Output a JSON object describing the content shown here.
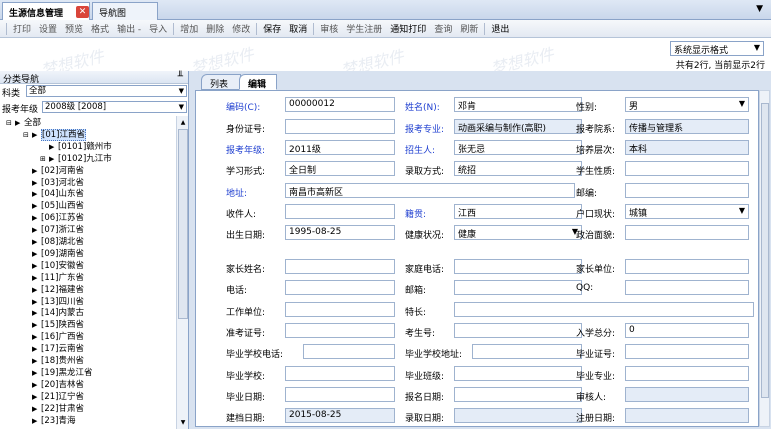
{
  "tabs": {
    "active": "生源信息管理",
    "other": "导航图",
    "close_glyph": "✕",
    "menu_glyph": "▼"
  },
  "toolbar": [
    {
      "label": "打印",
      "strong": false
    },
    {
      "label": "设置",
      "strong": false
    },
    {
      "label": "预览",
      "strong": false
    },
    {
      "label": "格式",
      "strong": false
    },
    {
      "label": "输出 -",
      "strong": false
    },
    {
      "label": "导入",
      "strong": false
    },
    {
      "sep": true
    },
    {
      "label": "增加",
      "strong": false
    },
    {
      "label": "删除",
      "strong": false
    },
    {
      "label": "修改",
      "strong": false
    },
    {
      "sep": true
    },
    {
      "label": "保存",
      "strong": true
    },
    {
      "label": "取消",
      "strong": true
    },
    {
      "sep": true
    },
    {
      "label": "审核",
      "strong": false
    },
    {
      "label": "学生注册",
      "strong": false
    },
    {
      "label": "通知打印",
      "strong": true
    },
    {
      "label": "查询",
      "strong": false
    },
    {
      "label": "刷新",
      "strong": false
    },
    {
      "sep": true
    },
    {
      "label": "退出",
      "strong": true
    }
  ],
  "watermark": "梦想软件",
  "display_format": "系统显示格式",
  "record_count": "共有2行, 当前显示2行",
  "left": {
    "title": "分类导航",
    "pin_glyph": "╨",
    "category_label": "科类",
    "category_value": "全部",
    "year_label": "报考年级",
    "year_value": "2008级 [2008]"
  },
  "tree": [
    {
      "text": "全部",
      "level": 0,
      "expander": "⊟",
      "node": "▶"
    },
    {
      "text": "[01]江西省",
      "level": 1,
      "expander": "⊟",
      "node": "▶",
      "selected": true
    },
    {
      "text": "[0101]赣州市",
      "level": 2,
      "expander": "",
      "node": "▶"
    },
    {
      "text": "[0102]九江市",
      "level": 2,
      "expander": "⊞",
      "node": "▶"
    },
    {
      "text": "[02]河南省",
      "level": 1,
      "expander": "",
      "node": "▶"
    },
    {
      "text": "[03]河北省",
      "level": 1,
      "expander": "",
      "node": "▶"
    },
    {
      "text": "[04]山东省",
      "level": 1,
      "expander": "",
      "node": "▶"
    },
    {
      "text": "[05]山西省",
      "level": 1,
      "expander": "",
      "node": "▶"
    },
    {
      "text": "[06]江苏省",
      "level": 1,
      "expander": "",
      "node": "▶"
    },
    {
      "text": "[07]浙江省",
      "level": 1,
      "expander": "",
      "node": "▶"
    },
    {
      "text": "[08]湖北省",
      "level": 1,
      "expander": "",
      "node": "▶"
    },
    {
      "text": "[09]湖南省",
      "level": 1,
      "expander": "",
      "node": "▶"
    },
    {
      "text": "[10]安徽省",
      "level": 1,
      "expander": "",
      "node": "▶"
    },
    {
      "text": "[11]广东省",
      "level": 1,
      "expander": "",
      "node": "▶"
    },
    {
      "text": "[12]福建省",
      "level": 1,
      "expander": "",
      "node": "▶"
    },
    {
      "text": "[13]四川省",
      "level": 1,
      "expander": "",
      "node": "▶"
    },
    {
      "text": "[14]内蒙古",
      "level": 1,
      "expander": "",
      "node": "▶"
    },
    {
      "text": "[15]陕西省",
      "level": 1,
      "expander": "",
      "node": "▶"
    },
    {
      "text": "[16]广西省",
      "level": 1,
      "expander": "",
      "node": "▶"
    },
    {
      "text": "[17]云南省",
      "level": 1,
      "expander": "",
      "node": "▶"
    },
    {
      "text": "[18]贵州省",
      "level": 1,
      "expander": "",
      "node": "▶"
    },
    {
      "text": "[19]黑龙江省",
      "level": 1,
      "expander": "",
      "node": "▶"
    },
    {
      "text": "[20]吉林省",
      "level": 1,
      "expander": "",
      "node": "▶"
    },
    {
      "text": "[21]辽宁省",
      "level": 1,
      "expander": "",
      "node": "▶"
    },
    {
      "text": "[22]甘肃省",
      "level": 1,
      "expander": "",
      "node": "▶"
    },
    {
      "text": "[23]青海",
      "level": 1,
      "expander": "",
      "node": "▶"
    }
  ],
  "right_tabs": {
    "list": "列表",
    "edit": "编辑"
  },
  "fields": {
    "code": {
      "label": "编码(C):",
      "value": ""
    },
    "name": {
      "label": "姓名(N):",
      "value": "邓肯"
    },
    "gender": {
      "label": "性别:",
      "value": "男"
    },
    "idcard": {
      "label": "身份证号:",
      "value": ""
    },
    "major": {
      "label": "报考专业:",
      "value": "动画采编与制作(高职)"
    },
    "dept": {
      "label": "报考院系:",
      "value": "传播与管理系"
    },
    "grade": {
      "label": "报考年级:",
      "value": "2011级"
    },
    "recruiter": {
      "label": "招生人:",
      "value": "张无忌"
    },
    "level": {
      "label": "培养层次:",
      "value": "本科"
    },
    "study": {
      "label": "学习形式:",
      "value": "全日制"
    },
    "admit_way": {
      "label": "录取方式:",
      "value": "统招"
    },
    "student_type": {
      "label": "学生性质:",
      "value": ""
    },
    "address": {
      "label": "地址:",
      "value": "南昌市高新区"
    },
    "postcode": {
      "label": "邮编:",
      "value": ""
    },
    "receiver": {
      "label": "收件人:",
      "value": ""
    },
    "native": {
      "label": "籍贯:",
      "value": "江西"
    },
    "hukou": {
      "label": "户口现状:",
      "value": "城镇"
    },
    "birthday": {
      "label": "出生日期:",
      "value": "1995-08-25"
    },
    "health": {
      "label": "健康状况:",
      "value": "健康"
    },
    "politics": {
      "label": "政治面貌:",
      "value": ""
    },
    "parent_name": {
      "label": "家长姓名:",
      "value": ""
    },
    "home_phone": {
      "label": "家庭电话:",
      "value": ""
    },
    "parent_unit": {
      "label": "家长单位:",
      "value": ""
    },
    "phone": {
      "label": "电话:",
      "value": ""
    },
    "email": {
      "label": "邮箱:",
      "value": ""
    },
    "qq": {
      "label": "QQ:",
      "value": ""
    },
    "work_unit": {
      "label": "工作单位:",
      "value": ""
    },
    "specialty": {
      "label": "特长:",
      "value": ""
    },
    "exam_no": {
      "label": "准考证号:",
      "value": ""
    },
    "exam_score": {
      "label": "考生号:",
      "value": ""
    },
    "total": {
      "label": "入学总分:",
      "value": "0"
    },
    "school_phone": {
      "label": "毕业学校电话:",
      "value": ""
    },
    "school_addr": {
      "label": "毕业学校地址:",
      "value": ""
    },
    "grad_no": {
      "label": "毕业证号:",
      "value": ""
    },
    "school": {
      "label": "毕业学校:",
      "value": ""
    },
    "grad_class": {
      "label": "毕业班级:",
      "value": ""
    },
    "grad_major": {
      "label": "毕业专业:",
      "value": ""
    },
    "grad_date": {
      "label": "毕业日期:",
      "value": ""
    },
    "apply_date": {
      "label": "报名日期:",
      "value": ""
    },
    "reviewer": {
      "label": "审核人:",
      "value": ""
    },
    "file_date": {
      "label": "建档日期:",
      "value": "2015-08-25"
    },
    "admit_date": {
      "label": "录取日期:",
      "value": ""
    },
    "reg_date": {
      "label": "注册日期:",
      "value": ""
    }
  },
  "code_value": "00000012"
}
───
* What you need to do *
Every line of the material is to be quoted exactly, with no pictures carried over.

* Result for this task *
Output a JSON object describing the content shown here.
{
  "tabs": {
    "active": "生源信息管理",
    "other": "导航图",
    "close_glyph": "✕",
    "menu_glyph": "▼"
  },
  "toolbar": [
    {
      "label": "打印",
      "strong": false
    },
    {
      "label": "设置",
      "strong": false
    },
    {
      "label": "预览",
      "strong": false
    },
    {
      "label": "格式",
      "strong": false
    },
    {
      "label": "输出 -",
      "strong": false
    },
    {
      "label": "导入",
      "strong": false
    },
    {
      "sep": true
    },
    {
      "label": "增加",
      "strong": false
    },
    {
      "label": "删除",
      "strong": false
    },
    {
      "label": "修改",
      "strong": false
    },
    {
      "sep": true
    },
    {
      "label": "保存",
      "strong": true
    },
    {
      "label": "取消",
      "strong": true
    },
    {
      "sep": true
    },
    {
      "label": "审核",
      "strong": false
    },
    {
      "label": "学生注册",
      "strong": false
    },
    {
      "label": "通知打印",
      "strong": true
    },
    {
      "label": "查询",
      "strong": false
    },
    {
      "label": "刷新",
      "strong": false
    },
    {
      "sep": true
    },
    {
      "label": "退出",
      "strong": true
    }
  ],
  "watermark": "梦想软件",
  "display_format": "系统显示格式",
  "record_count": "共有2行, 当前显示2行",
  "left": {
    "title": "分类导航",
    "pin_glyph": "╨",
    "category_label": "科类",
    "category_value": "全部",
    "year_label": "报考年级",
    "year_value": "2008级 [2008]"
  },
  "tree": [
    {
      "text": "全部",
      "level": 0,
      "expander": "⊟",
      "node": "▶"
    },
    {
      "text": "[01]江西省",
      "level": 1,
      "expander": "⊟",
      "node": "▶",
      "selected": true
    },
    {
      "text": "[0101]赣州市",
      "level": 2,
      "expander": "",
      "node": "▶"
    },
    {
      "text": "[0102]九江市",
      "level": 2,
      "expander": "⊞",
      "node": "▶"
    },
    {
      "text": "[02]河南省",
      "level": 1,
      "expander": "",
      "node": "▶"
    },
    {
      "text": "[03]河北省",
      "level": 1,
      "expander": "",
      "node": "▶"
    },
    {
      "text": "[04]山东省",
      "level": 1,
      "expander": "",
      "node": "▶"
    },
    {
      "text": "[05]山西省",
      "level": 1,
      "expander": "",
      "node": "▶"
    },
    {
      "text": "[06]江苏省",
      "level": 1,
      "expander": "",
      "node": "▶"
    },
    {
      "text": "[07]浙江省",
      "level": 1,
      "expander": "",
      "node": "▶"
    },
    {
      "text": "[08]湖北省",
      "level": 1,
      "expander": "",
      "node": "▶"
    },
    {
      "text": "[09]湖南省",
      "level": 1,
      "expander": "",
      "node": "▶"
    },
    {
      "text": "[10]安徽省",
      "level": 1,
      "expander": "",
      "node": "▶"
    },
    {
      "text": "[11]广东省",
      "level": 1,
      "expander": "",
      "node": "▶"
    },
    {
      "text": "[12]福建省",
      "level": 1,
      "expander": "",
      "node": "▶"
    },
    {
      "text": "[13]四川省",
      "level": 1,
      "expander": "",
      "node": "▶"
    },
    {
      "text": "[14]内蒙古",
      "level": 1,
      "expander": "",
      "node": "▶"
    },
    {
      "text": "[15]陕西省",
      "level": 1,
      "expander": "",
      "node": "▶"
    },
    {
      "text": "[16]广西省",
      "level": 1,
      "expander": "",
      "node": "▶"
    },
    {
      "text": "[17]云南省",
      "level": 1,
      "expander": "",
      "node": "▶"
    },
    {
      "text": "[18]贵州省",
      "level": 1,
      "expander": "",
      "node": "▶"
    },
    {
      "text": "[19]黑龙江省",
      "level": 1,
      "expander": "",
      "node": "▶"
    },
    {
      "text": "[20]吉林省",
      "level": 1,
      "expander": "",
      "node": "▶"
    },
    {
      "text": "[21]辽宁省",
      "level": 1,
      "expander": "",
      "node": "▶"
    },
    {
      "text": "[22]甘肃省",
      "level": 1,
      "expander": "",
      "node": "▶"
    },
    {
      "text": "[23]青海",
      "level": 1,
      "expander": "",
      "node": "▶"
    }
  ],
  "right_tabs": {
    "list": "列表",
    "edit": "编辑"
  },
  "fields": {
    "code": {
      "label": "编码(C):",
      "value": ""
    },
    "name": {
      "label": "姓名(N):",
      "value": "邓肯"
    },
    "gender": {
      "label": "性别:",
      "value": "男"
    },
    "idcard": {
      "label": "身份证号:",
      "value": ""
    },
    "major": {
      "label": "报考专业:",
      "value": "动画采编与制作(高职)"
    },
    "dept": {
      "label": "报考院系:",
      "value": "传播与管理系"
    },
    "grade": {
      "label": "报考年级:",
      "value": "2011级"
    },
    "recruiter": {
      "label": "招生人:",
      "value": "张无忌"
    },
    "level": {
      "label": "培养层次:",
      "value": "本科"
    },
    "study": {
      "label": "学习形式:",
      "value": "全日制"
    },
    "admit_way": {
      "label": "录取方式:",
      "value": "统招"
    },
    "student_type": {
      "label": "学生性质:",
      "value": ""
    },
    "address": {
      "label": "地址:",
      "value": "南昌市高新区"
    },
    "postcode": {
      "label": "邮编:",
      "value": ""
    },
    "receiver": {
      "label": "收件人:",
      "value": ""
    },
    "native": {
      "label": "籍贯:",
      "value": "江西"
    },
    "hukou": {
      "label": "户口现状:",
      "value": "城镇"
    },
    "birthday": {
      "label": "出生日期:",
      "value": "1995-08-25"
    },
    "health": {
      "label": "健康状况:",
      "value": "健康"
    },
    "politics": {
      "label": "政治面貌:",
      "value": ""
    },
    "parent_name": {
      "label": "家长姓名:",
      "value": ""
    },
    "home_phone": {
      "label": "家庭电话:",
      "value": ""
    },
    "parent_unit": {
      "label": "家长单位:",
      "value": ""
    },
    "phone": {
      "label": "电话:",
      "value": ""
    },
    "email": {
      "label": "邮箱:",
      "value": ""
    },
    "qq": {
      "label": "QQ:",
      "value": ""
    },
    "work_unit": {
      "label": "工作单位:",
      "value": ""
    },
    "specialty": {
      "label": "特长:",
      "value": ""
    },
    "exam_no": {
      "label": "准考证号:",
      "value": ""
    },
    "exam_score": {
      "label": "考生号:",
      "value": ""
    },
    "total": {
      "label": "入学总分:",
      "value": "0"
    },
    "school_phone": {
      "label": "毕业学校电话:",
      "value": ""
    },
    "school_addr": {
      "label": "毕业学校地址:",
      "value": ""
    },
    "grad_no": {
      "label": "毕业证号:",
      "value": ""
    },
    "school": {
      "label": "毕业学校:",
      "value": ""
    },
    "grad_class": {
      "label": "毕业班级:",
      "value": ""
    },
    "grad_major": {
      "label": "毕业专业:",
      "value": ""
    },
    "grad_date": {
      "label": "毕业日期:",
      "value": ""
    },
    "apply_date": {
      "label": "报名日期:",
      "value": ""
    },
    "reviewer": {
      "label": "审核人:",
      "value": ""
    },
    "file_date": {
      "label": "建档日期:",
      "value": "2015-08-25"
    },
    "admit_date": {
      "label": "录取日期:",
      "value": ""
    },
    "reg_date": {
      "label": "注册日期:",
      "value": ""
    }
  },
  "code_value": "00000012"
}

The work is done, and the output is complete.